We wanted to make the process of writing the 2E programs which would perform the application processing as straightforward as possible for the development team. Using 2E function templates feature we produced a blueprint for all application services which included a standard input parameter of the security token, and a call to a central validation function which encapsulated all security and control logic. A 2E developer creating a new service program would make use of the template, add their own additional parameters and then put their own action diagram code after the security check in the knowledge that it would only be executed if the user was correctly authorised.
Now Build Applications!
With a little research and knowledge we were able to implement layers of security which allowed us to connect our 2E web services to other trusted parties via the internet. Development of the security framework described here was acomplished using standard 2E programming techniques. We made use of the IBM security API via some RPGIV user source, all other coding was done in the action diagram editor.

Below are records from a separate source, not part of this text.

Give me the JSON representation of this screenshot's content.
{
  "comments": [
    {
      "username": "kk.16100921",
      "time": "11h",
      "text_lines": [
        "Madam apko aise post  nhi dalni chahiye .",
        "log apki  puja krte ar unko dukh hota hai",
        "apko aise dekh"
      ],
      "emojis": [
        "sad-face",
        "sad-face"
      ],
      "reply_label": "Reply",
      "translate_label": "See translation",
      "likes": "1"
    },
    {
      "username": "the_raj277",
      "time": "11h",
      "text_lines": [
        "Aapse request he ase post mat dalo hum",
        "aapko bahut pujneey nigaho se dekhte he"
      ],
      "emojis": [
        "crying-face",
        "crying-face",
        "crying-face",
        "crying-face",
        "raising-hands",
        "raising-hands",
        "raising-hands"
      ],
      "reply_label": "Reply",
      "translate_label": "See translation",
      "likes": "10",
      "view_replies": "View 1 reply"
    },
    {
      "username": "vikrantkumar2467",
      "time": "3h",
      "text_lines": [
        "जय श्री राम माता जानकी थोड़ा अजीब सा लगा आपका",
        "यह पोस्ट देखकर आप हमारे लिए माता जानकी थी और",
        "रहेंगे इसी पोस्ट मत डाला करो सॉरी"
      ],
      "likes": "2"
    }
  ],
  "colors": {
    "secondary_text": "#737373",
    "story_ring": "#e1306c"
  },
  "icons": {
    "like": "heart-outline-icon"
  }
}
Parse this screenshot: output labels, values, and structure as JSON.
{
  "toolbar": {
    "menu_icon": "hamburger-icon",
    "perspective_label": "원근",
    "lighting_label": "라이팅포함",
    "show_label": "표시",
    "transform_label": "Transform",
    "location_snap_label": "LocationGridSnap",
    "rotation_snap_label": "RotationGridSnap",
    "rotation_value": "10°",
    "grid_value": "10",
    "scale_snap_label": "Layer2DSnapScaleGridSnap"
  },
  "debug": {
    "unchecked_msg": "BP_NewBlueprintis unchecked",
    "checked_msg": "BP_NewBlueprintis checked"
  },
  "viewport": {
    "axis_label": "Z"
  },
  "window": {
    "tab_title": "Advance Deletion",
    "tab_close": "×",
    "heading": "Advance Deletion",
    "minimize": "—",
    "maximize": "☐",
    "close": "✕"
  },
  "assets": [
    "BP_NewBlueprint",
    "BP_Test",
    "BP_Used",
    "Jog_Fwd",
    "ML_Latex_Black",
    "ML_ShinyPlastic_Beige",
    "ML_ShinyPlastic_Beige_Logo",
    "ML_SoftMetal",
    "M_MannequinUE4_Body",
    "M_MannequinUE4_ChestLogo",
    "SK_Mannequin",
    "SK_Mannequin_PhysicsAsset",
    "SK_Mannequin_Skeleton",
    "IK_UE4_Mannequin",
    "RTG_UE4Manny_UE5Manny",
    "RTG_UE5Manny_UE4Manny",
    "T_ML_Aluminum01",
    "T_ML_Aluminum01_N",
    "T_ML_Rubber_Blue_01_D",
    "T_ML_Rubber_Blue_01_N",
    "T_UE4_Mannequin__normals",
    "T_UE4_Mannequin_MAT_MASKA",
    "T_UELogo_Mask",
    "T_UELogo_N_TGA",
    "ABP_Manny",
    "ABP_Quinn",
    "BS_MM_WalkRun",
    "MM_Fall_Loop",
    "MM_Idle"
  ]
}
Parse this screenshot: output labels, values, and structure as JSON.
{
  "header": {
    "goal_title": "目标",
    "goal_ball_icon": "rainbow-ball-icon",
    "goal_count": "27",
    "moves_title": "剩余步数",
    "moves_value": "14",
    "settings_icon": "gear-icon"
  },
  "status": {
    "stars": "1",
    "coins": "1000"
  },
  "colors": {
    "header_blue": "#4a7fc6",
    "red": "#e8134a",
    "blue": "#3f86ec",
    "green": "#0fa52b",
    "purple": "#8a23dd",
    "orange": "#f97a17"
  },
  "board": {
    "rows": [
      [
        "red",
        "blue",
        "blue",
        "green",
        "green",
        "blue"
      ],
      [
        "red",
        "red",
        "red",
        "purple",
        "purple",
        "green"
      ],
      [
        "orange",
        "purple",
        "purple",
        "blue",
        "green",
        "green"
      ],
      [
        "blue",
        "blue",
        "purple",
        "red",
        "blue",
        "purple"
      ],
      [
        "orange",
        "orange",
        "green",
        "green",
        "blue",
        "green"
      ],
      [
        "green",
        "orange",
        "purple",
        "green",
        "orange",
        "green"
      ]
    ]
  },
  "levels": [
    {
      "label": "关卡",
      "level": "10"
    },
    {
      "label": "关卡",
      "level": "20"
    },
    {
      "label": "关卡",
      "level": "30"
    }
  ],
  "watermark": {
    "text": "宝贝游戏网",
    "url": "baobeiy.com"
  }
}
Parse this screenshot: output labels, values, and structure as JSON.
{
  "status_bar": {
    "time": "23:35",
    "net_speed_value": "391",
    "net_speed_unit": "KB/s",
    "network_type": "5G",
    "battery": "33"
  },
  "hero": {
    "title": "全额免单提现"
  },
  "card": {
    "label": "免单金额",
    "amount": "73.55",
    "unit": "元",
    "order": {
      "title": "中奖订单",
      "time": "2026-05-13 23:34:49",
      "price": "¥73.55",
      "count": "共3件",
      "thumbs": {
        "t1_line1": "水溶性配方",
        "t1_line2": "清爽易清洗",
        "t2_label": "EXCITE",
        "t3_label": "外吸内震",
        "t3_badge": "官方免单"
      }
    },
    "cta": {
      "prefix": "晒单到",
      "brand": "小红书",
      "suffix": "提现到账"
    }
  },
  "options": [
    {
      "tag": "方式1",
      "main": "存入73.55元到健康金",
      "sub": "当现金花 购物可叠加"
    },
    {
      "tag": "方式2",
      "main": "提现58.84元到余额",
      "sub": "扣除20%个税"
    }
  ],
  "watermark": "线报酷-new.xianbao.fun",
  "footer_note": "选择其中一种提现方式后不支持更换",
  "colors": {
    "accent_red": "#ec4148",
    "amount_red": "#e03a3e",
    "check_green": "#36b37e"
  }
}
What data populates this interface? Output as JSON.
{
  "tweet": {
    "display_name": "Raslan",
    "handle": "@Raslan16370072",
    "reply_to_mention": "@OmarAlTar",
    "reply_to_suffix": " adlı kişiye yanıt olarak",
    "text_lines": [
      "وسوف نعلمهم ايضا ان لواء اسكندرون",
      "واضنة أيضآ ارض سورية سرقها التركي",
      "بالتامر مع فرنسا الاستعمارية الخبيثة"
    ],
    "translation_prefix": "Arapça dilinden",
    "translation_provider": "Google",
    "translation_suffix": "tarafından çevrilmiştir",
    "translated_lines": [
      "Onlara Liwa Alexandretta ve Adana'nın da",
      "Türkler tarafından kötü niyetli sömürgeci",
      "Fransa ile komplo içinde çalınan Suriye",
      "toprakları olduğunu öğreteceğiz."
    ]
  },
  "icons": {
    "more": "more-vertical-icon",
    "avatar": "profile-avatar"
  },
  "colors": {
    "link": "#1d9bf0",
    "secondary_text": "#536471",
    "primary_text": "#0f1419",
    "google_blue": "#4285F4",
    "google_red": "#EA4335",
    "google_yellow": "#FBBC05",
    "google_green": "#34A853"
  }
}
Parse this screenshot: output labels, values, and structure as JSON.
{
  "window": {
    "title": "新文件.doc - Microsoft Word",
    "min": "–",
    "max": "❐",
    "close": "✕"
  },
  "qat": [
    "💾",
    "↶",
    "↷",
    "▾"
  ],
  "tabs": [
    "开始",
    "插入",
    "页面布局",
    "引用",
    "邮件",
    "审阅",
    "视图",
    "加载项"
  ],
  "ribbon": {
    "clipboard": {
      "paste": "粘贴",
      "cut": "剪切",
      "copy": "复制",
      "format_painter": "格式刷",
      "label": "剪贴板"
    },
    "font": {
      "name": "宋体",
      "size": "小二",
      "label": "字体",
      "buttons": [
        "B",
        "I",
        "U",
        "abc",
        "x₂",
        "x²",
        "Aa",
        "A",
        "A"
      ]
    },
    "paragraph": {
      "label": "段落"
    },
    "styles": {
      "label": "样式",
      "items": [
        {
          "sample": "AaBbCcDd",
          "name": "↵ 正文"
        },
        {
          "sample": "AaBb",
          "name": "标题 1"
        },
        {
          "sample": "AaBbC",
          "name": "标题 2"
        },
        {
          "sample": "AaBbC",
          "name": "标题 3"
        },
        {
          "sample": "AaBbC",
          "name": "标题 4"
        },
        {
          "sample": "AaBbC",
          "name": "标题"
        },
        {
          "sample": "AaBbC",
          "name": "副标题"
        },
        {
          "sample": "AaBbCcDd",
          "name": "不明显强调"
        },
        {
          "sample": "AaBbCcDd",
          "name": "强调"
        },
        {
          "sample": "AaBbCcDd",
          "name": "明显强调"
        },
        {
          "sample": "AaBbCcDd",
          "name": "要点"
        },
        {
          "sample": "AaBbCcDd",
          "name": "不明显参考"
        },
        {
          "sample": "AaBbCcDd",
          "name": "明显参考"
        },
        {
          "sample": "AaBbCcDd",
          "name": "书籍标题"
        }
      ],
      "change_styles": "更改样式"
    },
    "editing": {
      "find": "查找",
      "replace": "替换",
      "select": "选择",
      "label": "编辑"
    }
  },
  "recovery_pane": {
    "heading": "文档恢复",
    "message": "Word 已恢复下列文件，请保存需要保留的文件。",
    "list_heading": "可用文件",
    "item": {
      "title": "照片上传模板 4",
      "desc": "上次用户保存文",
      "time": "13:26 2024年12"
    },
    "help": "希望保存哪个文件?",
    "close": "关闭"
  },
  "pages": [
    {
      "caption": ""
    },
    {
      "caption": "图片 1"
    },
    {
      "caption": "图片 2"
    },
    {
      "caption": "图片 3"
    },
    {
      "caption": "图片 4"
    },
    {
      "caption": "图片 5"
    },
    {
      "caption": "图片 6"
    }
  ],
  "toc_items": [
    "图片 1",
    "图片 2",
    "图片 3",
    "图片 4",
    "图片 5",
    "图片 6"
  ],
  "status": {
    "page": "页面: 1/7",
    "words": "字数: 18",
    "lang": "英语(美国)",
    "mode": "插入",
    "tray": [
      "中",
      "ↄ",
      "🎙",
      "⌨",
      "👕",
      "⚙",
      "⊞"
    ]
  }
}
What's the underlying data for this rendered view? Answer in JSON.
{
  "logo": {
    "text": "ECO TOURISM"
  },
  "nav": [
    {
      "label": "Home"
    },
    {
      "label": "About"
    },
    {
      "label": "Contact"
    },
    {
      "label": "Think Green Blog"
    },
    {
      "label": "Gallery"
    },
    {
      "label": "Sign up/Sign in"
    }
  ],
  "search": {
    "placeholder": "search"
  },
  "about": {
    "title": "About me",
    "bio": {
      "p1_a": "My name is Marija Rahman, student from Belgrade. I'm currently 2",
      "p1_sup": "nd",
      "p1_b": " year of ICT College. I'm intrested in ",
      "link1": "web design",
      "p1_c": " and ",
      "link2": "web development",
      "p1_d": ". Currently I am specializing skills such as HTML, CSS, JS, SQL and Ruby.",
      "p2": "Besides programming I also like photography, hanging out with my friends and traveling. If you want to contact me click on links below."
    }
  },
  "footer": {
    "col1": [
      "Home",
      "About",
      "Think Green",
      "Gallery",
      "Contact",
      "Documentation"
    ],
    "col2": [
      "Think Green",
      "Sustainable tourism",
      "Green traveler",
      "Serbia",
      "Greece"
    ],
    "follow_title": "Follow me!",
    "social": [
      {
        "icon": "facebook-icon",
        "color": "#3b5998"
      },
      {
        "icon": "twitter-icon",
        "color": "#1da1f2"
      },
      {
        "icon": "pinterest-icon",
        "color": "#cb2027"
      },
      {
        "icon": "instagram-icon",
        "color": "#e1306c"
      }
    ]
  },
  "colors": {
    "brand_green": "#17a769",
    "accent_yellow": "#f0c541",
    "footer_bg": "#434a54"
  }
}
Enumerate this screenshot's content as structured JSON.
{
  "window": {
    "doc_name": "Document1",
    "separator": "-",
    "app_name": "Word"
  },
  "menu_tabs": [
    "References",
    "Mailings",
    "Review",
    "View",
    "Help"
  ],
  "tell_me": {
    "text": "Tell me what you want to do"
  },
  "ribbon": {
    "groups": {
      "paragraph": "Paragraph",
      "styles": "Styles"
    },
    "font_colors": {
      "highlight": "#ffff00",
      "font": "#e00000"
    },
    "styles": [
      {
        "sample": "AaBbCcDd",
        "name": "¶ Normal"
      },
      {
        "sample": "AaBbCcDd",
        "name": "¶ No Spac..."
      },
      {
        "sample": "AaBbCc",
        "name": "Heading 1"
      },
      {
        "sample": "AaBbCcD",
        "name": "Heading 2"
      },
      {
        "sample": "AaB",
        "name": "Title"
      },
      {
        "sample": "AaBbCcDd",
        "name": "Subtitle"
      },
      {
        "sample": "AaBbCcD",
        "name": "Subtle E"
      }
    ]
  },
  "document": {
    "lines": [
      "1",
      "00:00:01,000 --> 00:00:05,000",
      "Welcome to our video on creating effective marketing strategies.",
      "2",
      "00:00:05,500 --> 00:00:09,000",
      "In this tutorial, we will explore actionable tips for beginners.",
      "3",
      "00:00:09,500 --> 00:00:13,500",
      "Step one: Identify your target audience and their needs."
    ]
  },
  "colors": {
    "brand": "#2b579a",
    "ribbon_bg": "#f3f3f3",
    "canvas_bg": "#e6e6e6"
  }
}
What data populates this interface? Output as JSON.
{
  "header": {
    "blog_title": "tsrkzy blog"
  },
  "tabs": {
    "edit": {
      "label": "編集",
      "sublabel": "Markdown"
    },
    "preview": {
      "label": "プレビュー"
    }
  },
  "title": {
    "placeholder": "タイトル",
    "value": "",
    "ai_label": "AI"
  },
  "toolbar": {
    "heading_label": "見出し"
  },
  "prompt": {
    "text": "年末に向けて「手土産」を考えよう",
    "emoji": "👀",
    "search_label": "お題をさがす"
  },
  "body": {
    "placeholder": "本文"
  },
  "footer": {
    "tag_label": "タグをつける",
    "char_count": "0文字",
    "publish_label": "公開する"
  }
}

The framework allows 2E developers to concentrate on writing application logic without needing to get involved in the details of security. It also means that security is implmented consistently across all of the web services written and published using 2E.
With the first project now live we are looking at a number of other business applications which will make use of web services. The 2E team are going to be kept busy because there is a high demand for integration with other platforms using this technology.
Further posts on the adoption of SOA and creation of web services using CA 2E will follow. Look at this page for updates.
Matthew Morris is a developer and director at Desynit. Desynit works with companies around the world, looking to improve the business benefits of their existing systems, with lower costs and less risk. If you are interested in knowing more about this topic, or have comments, contact the author via email email@example.com